This news has been dominating the headlines for weeks. The question that no one has asked, is why now? What brought him out of hibernation during the pandemic to instigate such as rash decision? Putin didn’t seem to be under a particular threat in domestic politics, and his goal of restoring the Soviet Union has been simmering for decades. Some have commented that he already got everything he wanted from Trump, so he had no need to go adventuring.
Everyone has been speculating that his mindset seems to have suddenly evolved into a more emotional state rather than his usual calculating and rational approach. While no one can read his mind, he obviously miscalculated. But so did Biden. Whereas Biden’s generals had convinced him that Afghanistan might survive for as long as six months, apparently, they told him that Ukraine was a lost cause and would fold within days. Their intelligence was wrong in both cases. Because of their negative assessment of Ukraine’s military capabilities, they provided only token military equipment and supplies. They may have been afraid it only would fall into Russian hands.
We fought proxy wars in the Middle East without success, where we were the aggressor. There also was the long history of the resentment of centuries of colonialism that factored into the hatred of the US and the West. Now we have a proxy war in Europe, where with the support of NATO and the EU, we may have a chance to severely damage the status of Russia as a competitor in world politics.
Some would say that Putin brought it upon himself. The philosophical question of a grand struggle between democracy and autocracy seems over simplified. We have some very autocratic countries in NATO. We applaud the open-door policy of Poland in accepting Ukrainian refugees, but we forget that they turned away Muslim Afghan refugees only a few months ago.
We should have learned our lesson in Vietnam that when people are defending their own country, they have the passion and commitment that outsiders lack. Military might is not the only ingredient in winning a war.

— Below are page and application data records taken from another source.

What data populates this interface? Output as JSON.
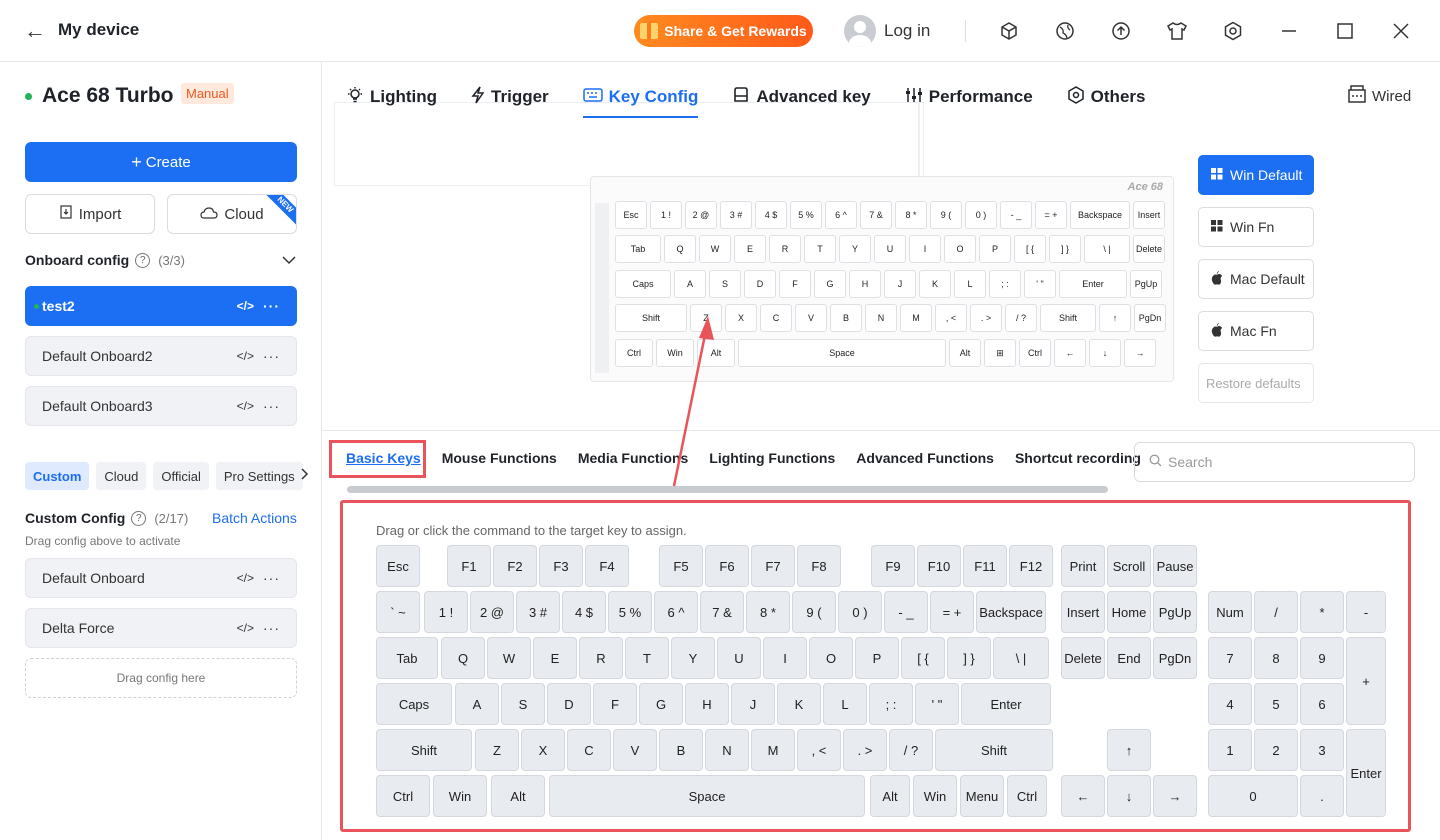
{
  "app": {
    "title": "My device",
    "share_label": "Share & Get Rewards",
    "login_label": "Log in"
  },
  "sidebar": {
    "device_name": "Ace 68 Turbo",
    "manual_badge": "Manual",
    "create_label": "Create",
    "import_label": "Import",
    "cloud_label": "Cloud",
    "new_badge": "NEW",
    "onboard_title": "Onboard config",
    "onboard_count": "(3/3)",
    "onboard_items": [
      "test2",
      "Default Onboard2",
      "Default Onboard3"
    ],
    "tabs": [
      "Custom",
      "Cloud",
      "Official",
      "Pro Settings"
    ],
    "custom_title": "Custom Config",
    "custom_count": "(2/17)",
    "batch_label": "Batch Actions",
    "drag_hint": "Drag config above to activate",
    "custom_items": [
      "Default Onboard",
      "Delta Force"
    ],
    "drag_here": "Drag config here"
  },
  "main_tabs": [
    "Lighting",
    "Trigger",
    "Key Config",
    "Advanced key",
    "Performance",
    "Others"
  ],
  "connection": "Wired",
  "preview": {
    "brand": "Ace 68"
  },
  "layers": [
    "Win Default",
    "Win Fn",
    "Mac Default",
    "Mac Fn",
    "Restore defaults"
  ],
  "categories": [
    "Basic Keys",
    "Mouse Functions",
    "Media Functions",
    "Lighting Functions",
    "Advanced Functions",
    "Shortcut recording"
  ],
  "search_placeholder": "Search",
  "assign_hint": "Drag or click the command to the target key to assign.",
  "colors": {
    "accent": "#1c6ef2",
    "highlight": "#e8545a",
    "brand_orange": "#ff7a1a"
  }
}
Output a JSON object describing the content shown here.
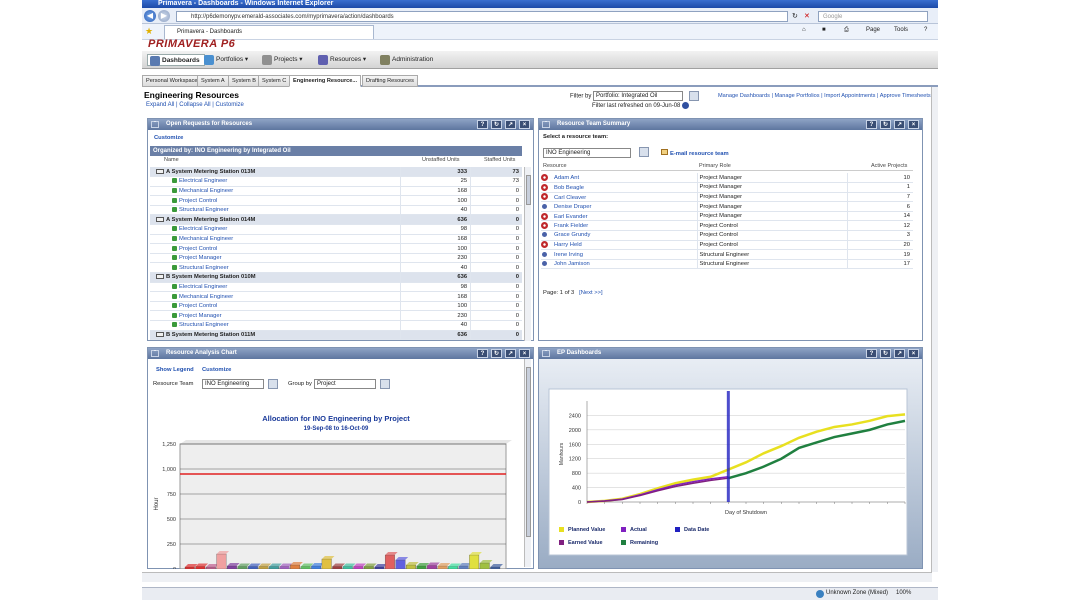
{
  "window": {
    "title": "Primavera - Dashboards - Windows Internet Explorer"
  },
  "browser": {
    "url": "http://p6demonypv.emerald-associates.com/myprimavera/action/dashboards",
    "search_placeholder": "Google",
    "tab_label": "Primavera - Dashboards",
    "page_menu": "Page",
    "tools_menu": "Tools",
    "zone": "Unknown Zone (Mixed)",
    "zoom": "100%"
  },
  "app": {
    "logo": "PRIMAVERA P6"
  },
  "menu": [
    "Dashboards",
    "Portfolios",
    "Projects",
    "Resources",
    "Administration"
  ],
  "tabs": [
    "Personal Workspace",
    "System A",
    "System B",
    "System C",
    "Engineering Resource...",
    "Drafting Resources"
  ],
  "page": {
    "title": "Engineering Resources",
    "expand_all": "Expand All",
    "collapse_all": "Collapse All",
    "customize": "Customize",
    "filter_label": "Filter by",
    "filter_value": "Portfolio: Integrated Oil",
    "last_refreshed": "Filter last refreshed on 09-Jun-08"
  },
  "top_links": [
    "Manage Dashboards",
    "Manage Portfolios",
    "Import Appointments",
    "Approve Timesheets"
  ],
  "open_requests": {
    "title": "Open Requests for Resources",
    "customize": "Customize",
    "organized": "Organized by: INO Engineering by Integrated Oil",
    "cols": [
      "Name",
      "Unstaffed Units",
      "Staffed Units"
    ],
    "rows": [
      {
        "g": true,
        "name": "A System Metering Station 013M",
        "u": "333",
        "s": "73"
      },
      {
        "name": "Electrical Engineer",
        "u": "25",
        "s": "73"
      },
      {
        "name": "Mechanical Engineer",
        "u": "168",
        "s": "0"
      },
      {
        "name": "Project Control",
        "u": "100",
        "s": "0"
      },
      {
        "name": "Structural Engineer",
        "u": "40",
        "s": "0"
      },
      {
        "g": true,
        "name": "A System Metering Station 014M",
        "u": "636",
        "s": "0"
      },
      {
        "name": "Electrical Engineer",
        "u": "98",
        "s": "0"
      },
      {
        "name": "Mechanical Engineer",
        "u": "168",
        "s": "0"
      },
      {
        "name": "Project Control",
        "u": "100",
        "s": "0"
      },
      {
        "name": "Project Manager",
        "u": "230",
        "s": "0"
      },
      {
        "name": "Structural Engineer",
        "u": "40",
        "s": "0"
      },
      {
        "g": true,
        "name": "B System Metering Station 010M",
        "u": "636",
        "s": "0"
      },
      {
        "name": "Electrical Engineer",
        "u": "98",
        "s": "0"
      },
      {
        "name": "Mechanical Engineer",
        "u": "168",
        "s": "0"
      },
      {
        "name": "Project Control",
        "u": "100",
        "s": "0"
      },
      {
        "name": "Project Manager",
        "u": "230",
        "s": "0"
      },
      {
        "name": "Structural Engineer",
        "u": "40",
        "s": "0"
      },
      {
        "g": true,
        "name": "B System Metering Station 011M",
        "u": "636",
        "s": "0"
      }
    ]
  },
  "team": {
    "title": "Resource Team Summary",
    "select_label": "Select a resource team:",
    "team_value": "INO Engineering",
    "email": "E-mail resource team",
    "cols": [
      "Resource",
      "Primary Role",
      "Active Projects"
    ],
    "rows": [
      {
        "r": "Adam Ant",
        "role": "Project Manager",
        "n": "10",
        "i": "red"
      },
      {
        "r": "Bob Beagle",
        "role": "Project Manager",
        "n": "1",
        "i": "red"
      },
      {
        "r": "Carl Cleaver",
        "role": "Project Manager",
        "n": "7",
        "i": "red"
      },
      {
        "r": "Denise Draper",
        "role": "Project Manager",
        "n": "6",
        "i": "blue"
      },
      {
        "r": "Earl Evander",
        "role": "Project Manager",
        "n": "14",
        "i": "red"
      },
      {
        "r": "Frank Fielder",
        "role": "Project Control",
        "n": "12",
        "i": "red"
      },
      {
        "r": "Grace Grundy",
        "role": "Project Control",
        "n": "3",
        "i": "blue"
      },
      {
        "r": "Harry Held",
        "role": "Project Control",
        "n": "20",
        "i": "red"
      },
      {
        "r": "Irene Irving",
        "role": "Structural Engineer",
        "n": "19",
        "i": "blue"
      },
      {
        "r": "John Jamison",
        "role": "Structural Engineer",
        "n": "17",
        "i": "blue"
      }
    ],
    "pager": "Page: 1 of 3",
    "next": "[Next >>]"
  },
  "analysis": {
    "title": "Resource Analysis Chart",
    "show_legend": "Show Legend",
    "customize": "Customize",
    "team_label": "Resource Team",
    "team_value": "INO Engineering",
    "group_label": "Group by",
    "group_value": "Project"
  },
  "ep": {
    "title": "EP Dashboards"
  },
  "chart_data": [
    {
      "type": "bar",
      "title": "Allocation for INO Engineering by Project",
      "subtitle": "19-Sep-08 to 16-Oct-09",
      "ylabel": "Hour",
      "ylim": [
        0,
        1250
      ],
      "yticks": [
        "0",
        "250",
        "500",
        "750",
        "1,000",
        "1,250"
      ],
      "limit_line": 950,
      "values": [
        20,
        25,
        20,
        150,
        30,
        25,
        25,
        25,
        25,
        25,
        40,
        25,
        30,
        100,
        25,
        25,
        25,
        25,
        20,
        140,
        90,
        40,
        30,
        35,
        30,
        25,
        30,
        140,
        60,
        20
      ],
      "colors": [
        "#e03030",
        "#e03030",
        "#c06090",
        "#f0a0a0",
        "#8040a0",
        "#60a060",
        "#4060c0",
        "#c0a040",
        "#40a0a0",
        "#a060c0",
        "#e08040",
        "#60c060",
        "#4080e0",
        "#e0c040",
        "#a04040",
        "#40c0a0",
        "#c040c0",
        "#80a040",
        "#4040a0",
        "#e06060",
        "#6060e0",
        "#c0c040",
        "#40a040",
        "#a040a0",
        "#e0a060",
        "#40e0a0",
        "#6080c0",
        "#e0e040",
        "#a0c040",
        "#4060a0"
      ]
    },
    {
      "type": "line",
      "xlabel": "Day of Shutdown",
      "ylabel": "Manhours",
      "ylim": [
        0,
        2800
      ],
      "yticks": [
        "0",
        "400",
        "800",
        "1200",
        "1600",
        "2000",
        "2400"
      ],
      "data_date_index": 8,
      "series": [
        {
          "name": "Planned Value",
          "color": "#e8e020",
          "values": [
            0,
            30,
            90,
            220,
            380,
            520,
            620,
            700,
            900,
            1100,
            1350,
            1550,
            1780,
            1950,
            2080,
            2150,
            2250,
            2380,
            2430
          ]
        },
        {
          "name": "Actual",
          "color": "#8020c0",
          "values": [
            0,
            30,
            80,
            200,
            340,
            470,
            560,
            640,
            700
          ]
        },
        {
          "name": "Earned Value",
          "color": "#802080",
          "values": [
            0,
            25,
            70,
            180,
            310,
            430,
            520,
            600,
            660
          ]
        },
        {
          "name": "Remaining",
          "color": "#208040",
          "values": [
            0,
            0,
            0,
            0,
            0,
            0,
            0,
            0,
            660,
            800,
            980,
            1200,
            1500,
            1650,
            1800,
            1900,
            2000,
            2150,
            2250
          ]
        }
      ],
      "legend": [
        "Planned Value",
        "Actual",
        "Data Date",
        "Earned Value",
        "Remaining"
      ],
      "data_date_color": "#2020c0"
    }
  ]
}
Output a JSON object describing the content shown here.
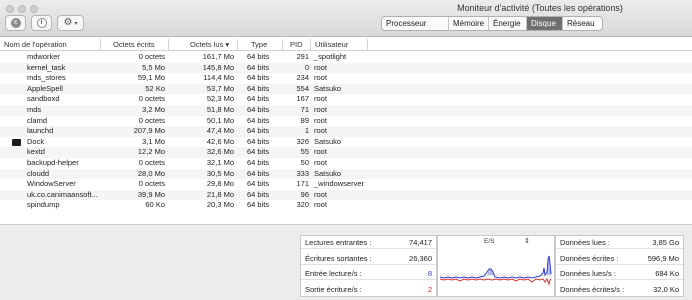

In the first place, the military always is fighting wars with outdated strategies from previous wars that no long apply. For example, the impact of cyberwarfare has yet to be played out in the Ukraine. The threat of the use of tactical nuclear weapons rings hollow. Putin can’t be that crazy.
Russia may ultimately over run the defensive forces of Ukraine. Let’s hope it doesn’t turn out like Syria. But they will face a long and bitter battle of insurgency and a drain on their economy and military forces. The weapons war in the 80’s bankrupted The Soviet Union and ultimately led to its collapse. The current conflict will only further weaken a third-rate nation in spite of their nuclear stockpiles. Let’s hope that it will hasten Putin’s departure.